Source records:
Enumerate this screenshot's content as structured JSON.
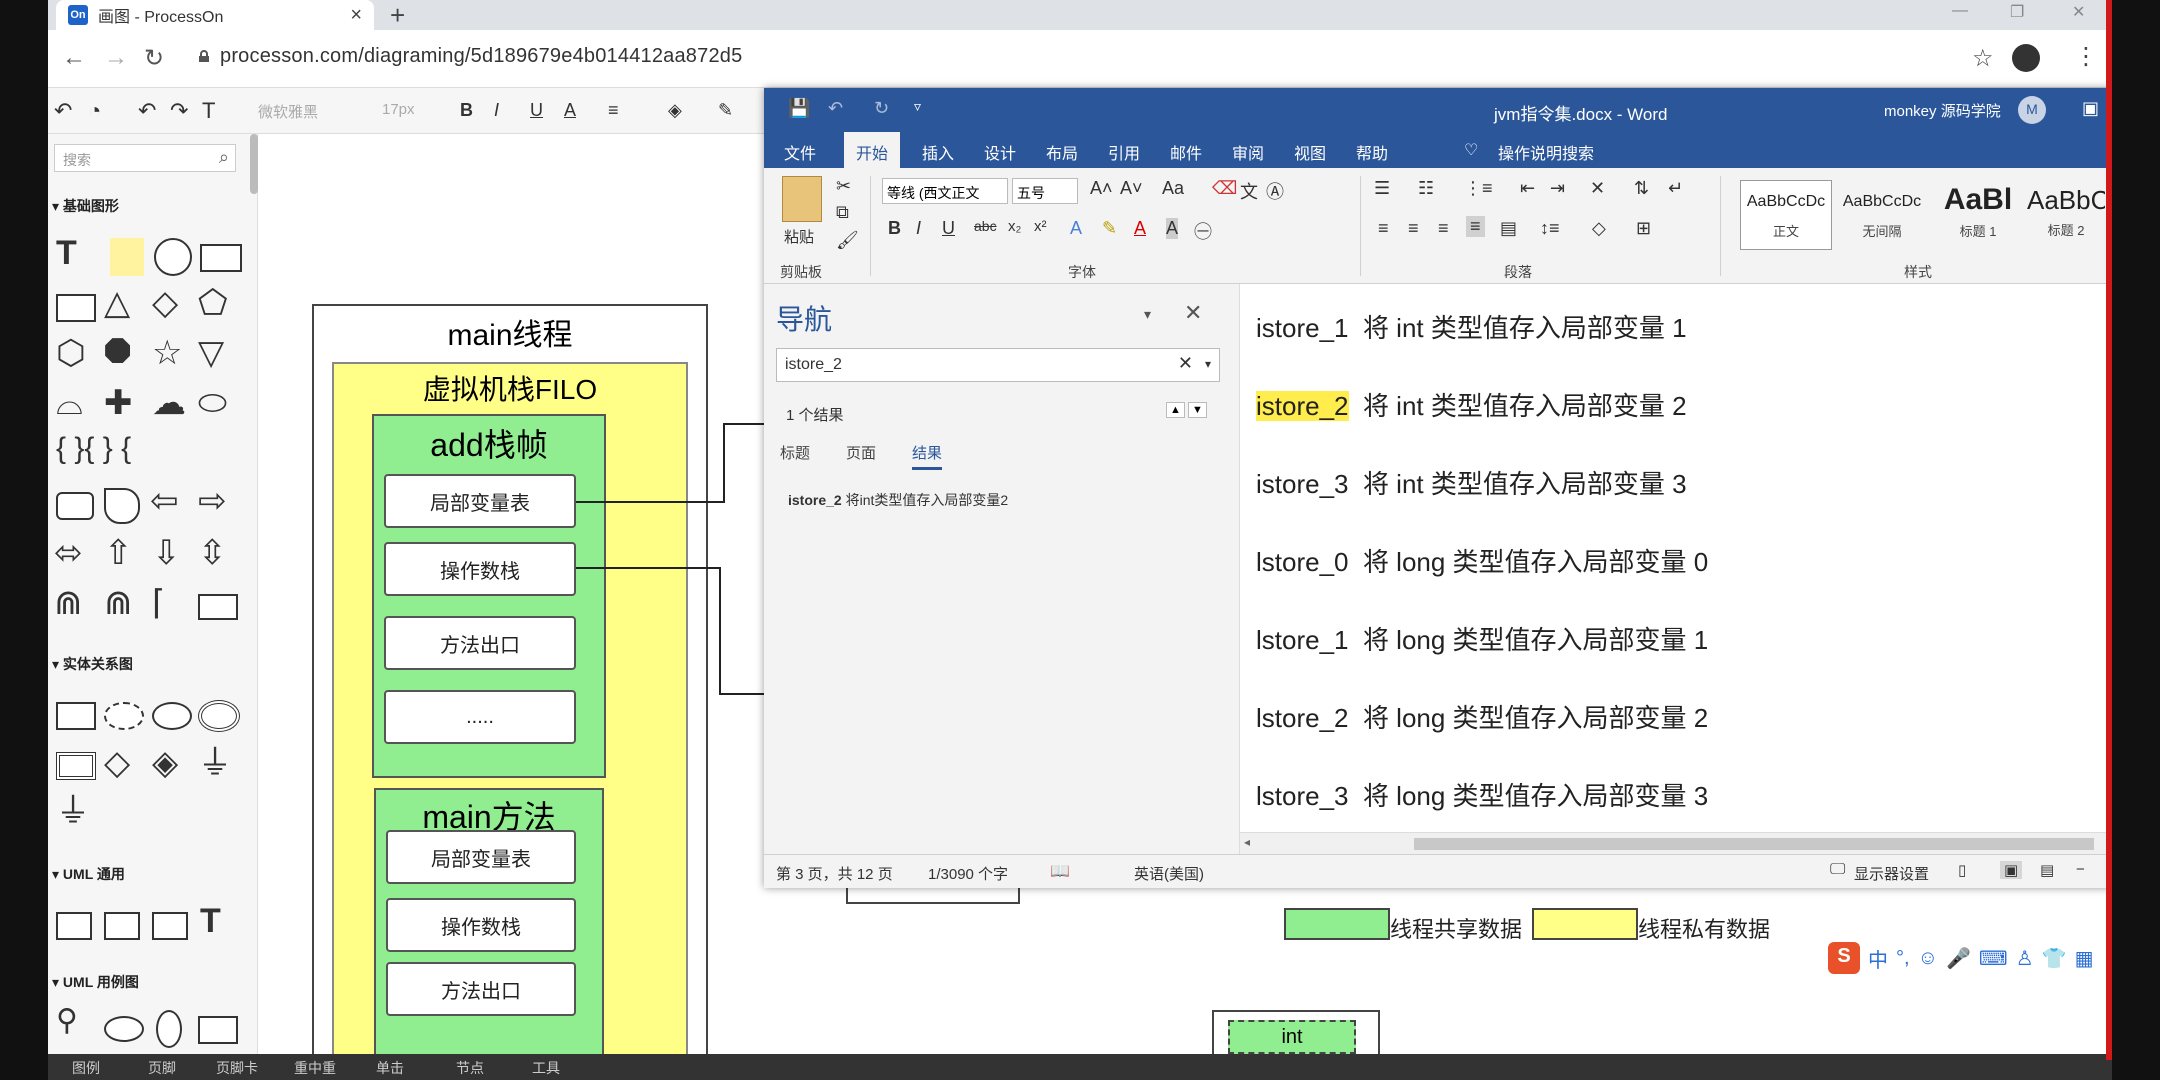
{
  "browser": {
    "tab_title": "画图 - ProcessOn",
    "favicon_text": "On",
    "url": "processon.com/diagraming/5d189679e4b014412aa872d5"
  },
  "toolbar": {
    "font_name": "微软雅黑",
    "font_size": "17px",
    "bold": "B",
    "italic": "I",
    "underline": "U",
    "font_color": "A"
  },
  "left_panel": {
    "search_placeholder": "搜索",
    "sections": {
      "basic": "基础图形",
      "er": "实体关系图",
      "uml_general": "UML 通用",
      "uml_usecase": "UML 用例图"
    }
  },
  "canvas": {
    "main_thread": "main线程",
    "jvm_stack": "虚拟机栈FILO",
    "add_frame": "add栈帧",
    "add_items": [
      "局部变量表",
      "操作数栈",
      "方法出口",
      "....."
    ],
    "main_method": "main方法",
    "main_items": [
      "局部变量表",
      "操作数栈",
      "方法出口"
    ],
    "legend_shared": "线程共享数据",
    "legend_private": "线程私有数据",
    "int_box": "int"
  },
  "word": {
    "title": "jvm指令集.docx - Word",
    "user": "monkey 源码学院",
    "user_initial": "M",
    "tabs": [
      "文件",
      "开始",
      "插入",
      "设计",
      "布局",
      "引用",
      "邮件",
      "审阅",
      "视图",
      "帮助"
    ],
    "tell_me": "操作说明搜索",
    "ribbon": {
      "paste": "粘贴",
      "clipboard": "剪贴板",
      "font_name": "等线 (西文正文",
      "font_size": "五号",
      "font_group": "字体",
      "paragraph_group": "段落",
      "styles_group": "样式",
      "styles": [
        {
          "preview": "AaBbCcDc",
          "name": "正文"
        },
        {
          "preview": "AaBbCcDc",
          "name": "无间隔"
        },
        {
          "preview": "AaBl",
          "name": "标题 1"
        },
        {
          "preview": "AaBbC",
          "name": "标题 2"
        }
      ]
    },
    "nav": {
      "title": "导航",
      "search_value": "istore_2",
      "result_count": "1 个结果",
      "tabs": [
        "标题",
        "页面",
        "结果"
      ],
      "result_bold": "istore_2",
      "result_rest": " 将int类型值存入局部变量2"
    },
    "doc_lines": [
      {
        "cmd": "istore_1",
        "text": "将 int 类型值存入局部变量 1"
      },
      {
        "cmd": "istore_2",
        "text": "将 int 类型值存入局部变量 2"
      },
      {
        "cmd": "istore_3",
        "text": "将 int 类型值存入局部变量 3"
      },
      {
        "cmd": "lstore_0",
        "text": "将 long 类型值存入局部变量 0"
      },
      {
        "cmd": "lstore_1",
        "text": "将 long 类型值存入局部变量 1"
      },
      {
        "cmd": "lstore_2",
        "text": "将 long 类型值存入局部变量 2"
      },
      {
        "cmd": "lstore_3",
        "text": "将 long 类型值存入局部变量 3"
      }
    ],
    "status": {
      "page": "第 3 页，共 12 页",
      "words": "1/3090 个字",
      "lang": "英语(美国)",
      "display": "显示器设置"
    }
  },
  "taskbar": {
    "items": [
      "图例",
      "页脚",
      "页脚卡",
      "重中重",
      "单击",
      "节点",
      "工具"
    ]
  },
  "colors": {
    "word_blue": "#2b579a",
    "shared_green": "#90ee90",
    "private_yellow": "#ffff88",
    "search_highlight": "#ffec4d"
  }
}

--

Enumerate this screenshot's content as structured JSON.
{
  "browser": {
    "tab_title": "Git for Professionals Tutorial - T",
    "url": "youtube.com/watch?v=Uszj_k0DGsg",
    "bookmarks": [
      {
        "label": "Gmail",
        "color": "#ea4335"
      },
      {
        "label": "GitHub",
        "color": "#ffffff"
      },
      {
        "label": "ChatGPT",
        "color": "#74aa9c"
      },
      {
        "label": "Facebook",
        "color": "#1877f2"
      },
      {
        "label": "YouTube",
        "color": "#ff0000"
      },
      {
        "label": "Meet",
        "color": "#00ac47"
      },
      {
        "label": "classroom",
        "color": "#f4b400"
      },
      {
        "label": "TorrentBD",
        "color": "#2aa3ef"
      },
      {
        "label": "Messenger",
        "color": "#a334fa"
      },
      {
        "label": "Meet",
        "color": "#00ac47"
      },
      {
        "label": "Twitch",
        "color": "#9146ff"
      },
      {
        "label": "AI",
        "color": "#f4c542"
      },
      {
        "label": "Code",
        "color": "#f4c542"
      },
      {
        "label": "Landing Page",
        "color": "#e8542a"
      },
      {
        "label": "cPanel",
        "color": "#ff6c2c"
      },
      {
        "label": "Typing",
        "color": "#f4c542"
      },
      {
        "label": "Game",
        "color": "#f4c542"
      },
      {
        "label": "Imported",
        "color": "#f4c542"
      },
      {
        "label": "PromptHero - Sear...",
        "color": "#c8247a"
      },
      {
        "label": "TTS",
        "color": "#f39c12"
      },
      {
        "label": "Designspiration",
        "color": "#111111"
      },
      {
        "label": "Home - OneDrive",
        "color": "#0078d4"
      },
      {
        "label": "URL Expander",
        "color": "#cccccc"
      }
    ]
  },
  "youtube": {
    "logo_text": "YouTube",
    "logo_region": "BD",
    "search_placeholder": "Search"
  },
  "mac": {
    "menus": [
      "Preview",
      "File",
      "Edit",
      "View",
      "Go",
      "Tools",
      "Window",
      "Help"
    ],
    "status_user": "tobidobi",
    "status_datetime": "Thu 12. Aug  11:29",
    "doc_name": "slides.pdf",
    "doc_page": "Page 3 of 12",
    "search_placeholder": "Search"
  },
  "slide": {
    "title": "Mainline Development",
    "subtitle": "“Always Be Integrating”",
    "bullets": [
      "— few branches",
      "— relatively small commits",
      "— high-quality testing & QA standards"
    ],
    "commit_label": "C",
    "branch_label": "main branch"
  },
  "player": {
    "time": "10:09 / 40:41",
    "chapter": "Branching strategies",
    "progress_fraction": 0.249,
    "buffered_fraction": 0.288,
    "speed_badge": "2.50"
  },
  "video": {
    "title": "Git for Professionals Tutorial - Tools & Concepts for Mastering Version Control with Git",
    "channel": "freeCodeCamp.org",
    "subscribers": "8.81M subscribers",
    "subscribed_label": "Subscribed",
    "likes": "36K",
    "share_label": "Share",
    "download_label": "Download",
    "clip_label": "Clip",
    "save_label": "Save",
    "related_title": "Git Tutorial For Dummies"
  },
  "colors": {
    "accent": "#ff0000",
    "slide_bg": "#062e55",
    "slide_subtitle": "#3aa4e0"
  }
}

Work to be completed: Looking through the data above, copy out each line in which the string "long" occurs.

Answer box:
        "text": "将 long 类型值存入局部变量 0"
        "text": "将 long 类型值存入局部变量 1"
        "text": "将 long 类型值存入局部变量 2"
        "text": "将 long 类型值存入局部变量 3"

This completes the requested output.